- _Web page and app entries_:
==================================================

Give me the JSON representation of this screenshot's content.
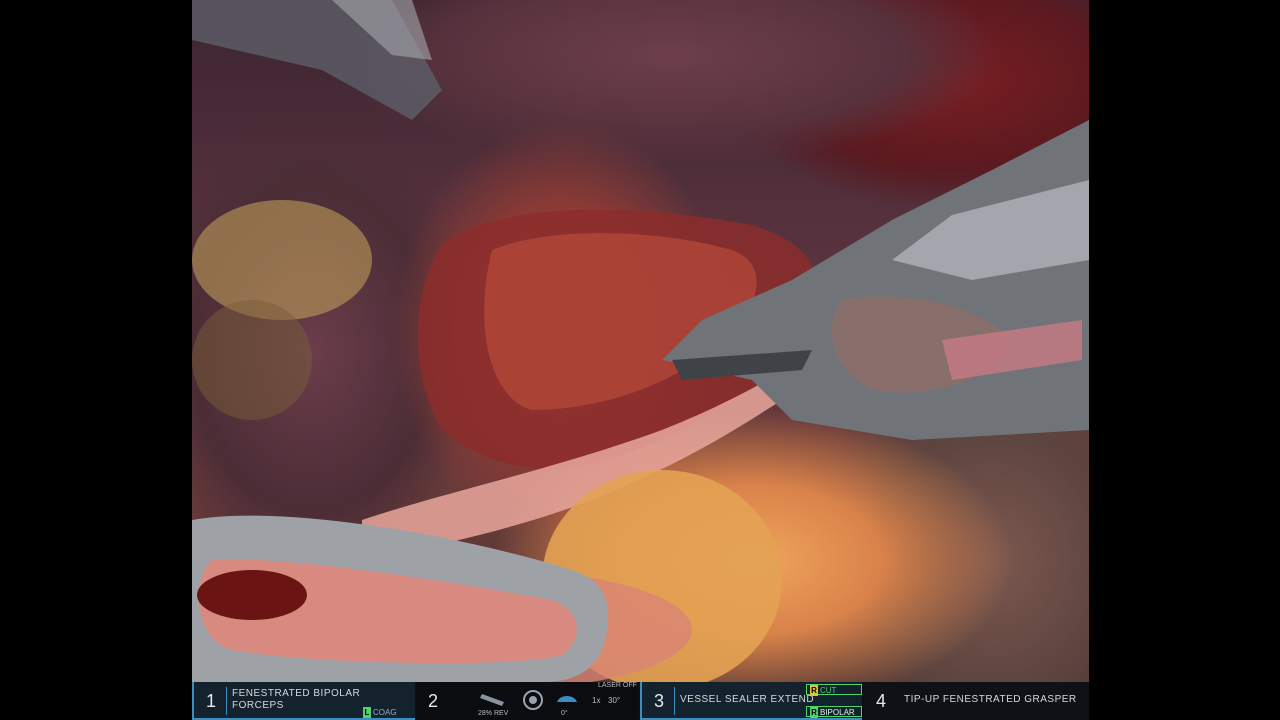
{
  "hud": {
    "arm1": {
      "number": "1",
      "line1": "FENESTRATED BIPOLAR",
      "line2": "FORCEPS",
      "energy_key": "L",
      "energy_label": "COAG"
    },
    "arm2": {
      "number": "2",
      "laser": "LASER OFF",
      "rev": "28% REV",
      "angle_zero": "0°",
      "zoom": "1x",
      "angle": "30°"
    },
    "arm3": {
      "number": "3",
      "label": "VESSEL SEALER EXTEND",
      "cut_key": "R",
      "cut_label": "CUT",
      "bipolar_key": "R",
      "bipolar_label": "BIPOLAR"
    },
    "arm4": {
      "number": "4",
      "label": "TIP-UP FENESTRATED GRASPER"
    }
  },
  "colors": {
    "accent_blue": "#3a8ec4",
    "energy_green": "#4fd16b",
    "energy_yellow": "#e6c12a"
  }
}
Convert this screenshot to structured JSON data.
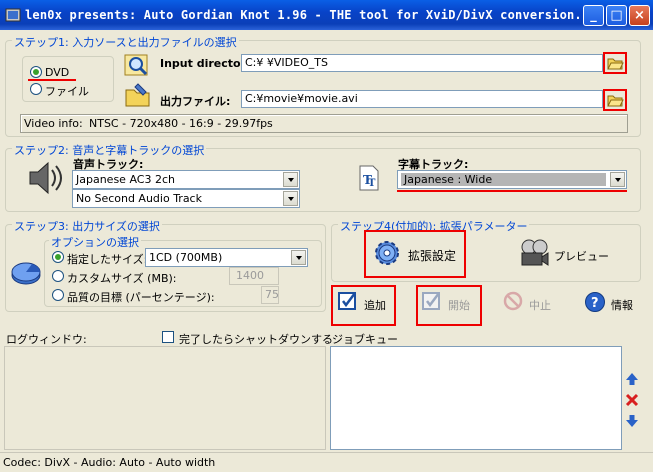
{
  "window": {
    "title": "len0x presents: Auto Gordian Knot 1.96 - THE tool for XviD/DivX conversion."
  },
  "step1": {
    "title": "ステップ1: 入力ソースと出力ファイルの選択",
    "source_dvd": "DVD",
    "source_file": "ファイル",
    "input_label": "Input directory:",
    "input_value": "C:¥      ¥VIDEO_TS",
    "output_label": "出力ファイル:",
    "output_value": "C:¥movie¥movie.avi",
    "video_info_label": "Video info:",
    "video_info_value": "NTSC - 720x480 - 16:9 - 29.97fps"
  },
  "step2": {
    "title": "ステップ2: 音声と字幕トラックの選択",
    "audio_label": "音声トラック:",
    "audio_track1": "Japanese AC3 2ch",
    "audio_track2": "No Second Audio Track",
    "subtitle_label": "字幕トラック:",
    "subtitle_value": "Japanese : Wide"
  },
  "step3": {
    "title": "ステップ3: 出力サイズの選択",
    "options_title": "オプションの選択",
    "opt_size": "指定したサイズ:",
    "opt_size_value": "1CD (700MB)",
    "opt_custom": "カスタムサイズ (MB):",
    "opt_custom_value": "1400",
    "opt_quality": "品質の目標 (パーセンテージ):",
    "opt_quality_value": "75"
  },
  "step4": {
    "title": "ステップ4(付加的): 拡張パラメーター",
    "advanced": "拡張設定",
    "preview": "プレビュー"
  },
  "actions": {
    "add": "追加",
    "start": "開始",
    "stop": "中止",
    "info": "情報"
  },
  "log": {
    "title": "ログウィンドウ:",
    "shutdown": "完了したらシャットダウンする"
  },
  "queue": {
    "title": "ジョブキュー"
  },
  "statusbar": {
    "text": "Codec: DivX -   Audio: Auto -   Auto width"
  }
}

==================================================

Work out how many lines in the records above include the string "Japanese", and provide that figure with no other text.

- _Answer to this exercise_:
2